Emmanuel Macron supporters Aurelien Morissard/IP3/Getty Images

Global Bookmark

La Condition Française

From the looks of Emmanuel Macron’s sweeping victory in the French presidential election, France seems to be recovering its self-confidence. But appearances can deceive: Macron will inherit a deeply divided country that remains mired in dysfunction and despair.

PARIS – Emmanuel Macron’s overwhelming victory in the French presidential election has opened a window of opportunity for France to recover its self-confidence and banish xenophobic populism back to the depths from which it emerged. To take advantage of it, however, Macron faces an unenviable task: recreate the dynamism that transformed France in the three decades (les trente glorieuses) after World War II, when General Charles de Gaulle established the French Fifth Republic. Because the modern French presidency was built for de Gaulle’s outsized character, it confers on the incumbent the power that he once exercised as a virtual republican monarch. But, unlike de Gaulle, Macron will have to do more than simply pursue a “certain vision of France.”

France’s malaise is not fake news; it is old news. But this national morosité still perplexes many outsiders, who regard France as a beautiful, bountiful country, and wonder why it consistently ranks below most other Western European countries in global happiness surveys.

During the recent election, puzzlement gave way to shock. In the first round, Marine Le Pen of the far-right National Front and Jean-Luc Mélenchon, a far-left ex-Trotskyist, each won around 20% of the vote. In fact, of the 78% of voters who turned out for the first round, almost half cast their ballots for anti-establishment candidates who openly oppose institutions such as the European Union and NATO. Macron is clearly inheriting a deeply divided country. But several recent books by leading French thinkers and researchers provide much-needed clarity about France’s predicament.

To continue reading, please subscribe to On Point.

To access On Point, log in or register now now and read two On Point articles for free. For unlimited access to the unrivaled analysis of On Point, subscribe now.

required

Log in

http://prosyn.org/NLUrBGN;
  1. Trump visits China Thomas Peter-Pool/Getty Images

    China’s New World Order?

    • Now that Chinese President Xi Jinping has solidified his position as China’s most powerful leader since Mao Zedong, he will be able to pursue his vision of a China-led international order.

    • But if China wants to enjoy the benefits of regional or even global hegemony in the twenty-first century, it will have to prove itself ready to accept the responsibilities of leadership.
  2. Paul Manafort Alex Wong/Getty Images

    The Fall of the President’s Men

    • There can no longer be any doubt that Donald Trump is the ultimate target of Special Counsel Robert Mueller’s sweeping investigation of alleged Russian interference in the 2016 presidential election. 

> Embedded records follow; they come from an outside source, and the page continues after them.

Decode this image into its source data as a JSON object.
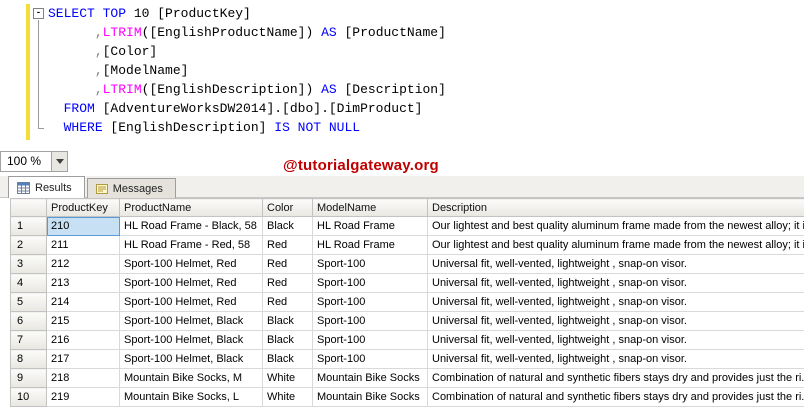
{
  "editor": {
    "collapse_glyph": "-",
    "token_colors": {
      "keyword": "#0000ff",
      "function": "#ff00ff",
      "operator": "#808080",
      "default": "#000000"
    },
    "lines": [
      {
        "tokens": [
          {
            "c": "k",
            "t": "SELECT"
          },
          {
            "c": "d",
            "t": " "
          },
          {
            "c": "k",
            "t": "TOP"
          },
          {
            "c": "d",
            "t": " 10 [ProductKey]"
          }
        ]
      },
      {
        "tokens": [
          {
            "c": "d",
            "t": "      "
          },
          {
            "c": "o",
            "t": ","
          },
          {
            "c": "f",
            "t": "LTRIM"
          },
          {
            "c": "d",
            "t": "([EnglishProductName]) "
          },
          {
            "c": "k",
            "t": "AS"
          },
          {
            "c": "d",
            "t": " [ProductName]"
          }
        ]
      },
      {
        "tokens": [
          {
            "c": "d",
            "t": "      "
          },
          {
            "c": "o",
            "t": ","
          },
          {
            "c": "d",
            "t": "[Color]"
          }
        ]
      },
      {
        "tokens": [
          {
            "c": "d",
            "t": "      "
          },
          {
            "c": "o",
            "t": ","
          },
          {
            "c": "d",
            "t": "[ModelName]"
          }
        ]
      },
      {
        "tokens": [
          {
            "c": "d",
            "t": "      "
          },
          {
            "c": "o",
            "t": ","
          },
          {
            "c": "f",
            "t": "LTRIM"
          },
          {
            "c": "d",
            "t": "([EnglishDescription]) "
          },
          {
            "c": "k",
            "t": "AS"
          },
          {
            "c": "d",
            "t": " [Description]"
          }
        ]
      },
      {
        "tokens": [
          {
            "c": "d",
            "t": "  "
          },
          {
            "c": "k",
            "t": "FROM"
          },
          {
            "c": "d",
            "t": " [AdventureWorksDW2014].[dbo].[DimProduct]"
          }
        ]
      },
      {
        "tokens": [
          {
            "c": "d",
            "t": "  "
          },
          {
            "c": "k",
            "t": "WHERE"
          },
          {
            "c": "d",
            "t": " [EnglishDescription] "
          },
          {
            "c": "k",
            "t": "IS NOT NULL"
          }
        ]
      }
    ]
  },
  "zoom": {
    "value": "100 %"
  },
  "watermark": "@tutorialgateway.org",
  "watermark_color": "#c00000",
  "tabs": {
    "results": "Results",
    "messages": "Messages",
    "results_icon": "grid-icon",
    "messages_icon": "note-icon"
  },
  "grid": {
    "columns": [
      "ProductKey",
      "ProductName",
      "Color",
      "ModelName",
      "Description"
    ],
    "selected": {
      "row": 0,
      "col": 0
    },
    "rows": [
      {
        "num": "1",
        "cells": [
          "210",
          "HL Road Frame - Black, 58",
          "Black",
          "HL Road Frame",
          "Our lightest and best quality aluminum frame made from the newest alloy; it i..."
        ]
      },
      {
        "num": "2",
        "cells": [
          "211",
          "HL Road Frame - Red, 58",
          "Red",
          "HL Road Frame",
          "Our lightest and best quality aluminum frame made from the newest alloy; it i..."
        ]
      },
      {
        "num": "3",
        "cells": [
          "212",
          "Sport-100 Helmet, Red",
          "Red",
          "Sport-100",
          "Universal fit, well-vented, lightweight , snap-on visor."
        ]
      },
      {
        "num": "4",
        "cells": [
          "213",
          "Sport-100 Helmet, Red",
          "Red",
          "Sport-100",
          "Universal fit, well-vented, lightweight , snap-on visor."
        ]
      },
      {
        "num": "5",
        "cells": [
          "214",
          "Sport-100 Helmet, Red",
          "Red",
          "Sport-100",
          "Universal fit, well-vented, lightweight , snap-on visor."
        ]
      },
      {
        "num": "6",
        "cells": [
          "215",
          "Sport-100 Helmet, Black",
          "Black",
          "Sport-100",
          "Universal fit, well-vented, lightweight , snap-on visor."
        ]
      },
      {
        "num": "7",
        "cells": [
          "216",
          "Sport-100 Helmet, Black",
          "Black",
          "Sport-100",
          "Universal fit, well-vented, lightweight , snap-on visor."
        ]
      },
      {
        "num": "8",
        "cells": [
          "217",
          "Sport-100 Helmet, Black",
          "Black",
          "Sport-100",
          "Universal fit, well-vented, lightweight , snap-on visor."
        ]
      },
      {
        "num": "9",
        "cells": [
          "218",
          "Mountain Bike Socks, M",
          "White",
          "Mountain Bike Socks",
          "Combination of natural and synthetic fibers stays dry and provides just the ri..."
        ]
      },
      {
        "num": "10",
        "cells": [
          "219",
          "Mountain Bike Socks, L",
          "White",
          "Mountain Bike Socks",
          "Combination of natural and synthetic fibers stays dry and provides just the ri..."
        ]
      }
    ]
  }
}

    • But even if Mueller doesn’t catch Donald Trump in a crime, the president will leave much human and political wreckage behind.
  3. Painted portraits of Chinese President Xi Jinping and late communist leader Mao Zedong Greg Baker/Getty Images

    When China Leads

    For the last 40 years, China has implemented a national strategy that, despite its many twists and turns, has produced the economic and political juggernaut we see today. It would be reckless to assume, as many still do in the US, Europe, and elsewhere, that China’s transition to global preeminence will somehow simply implode, under the weight of the political and economic contradictions they believe to be inherent to the Chinese model.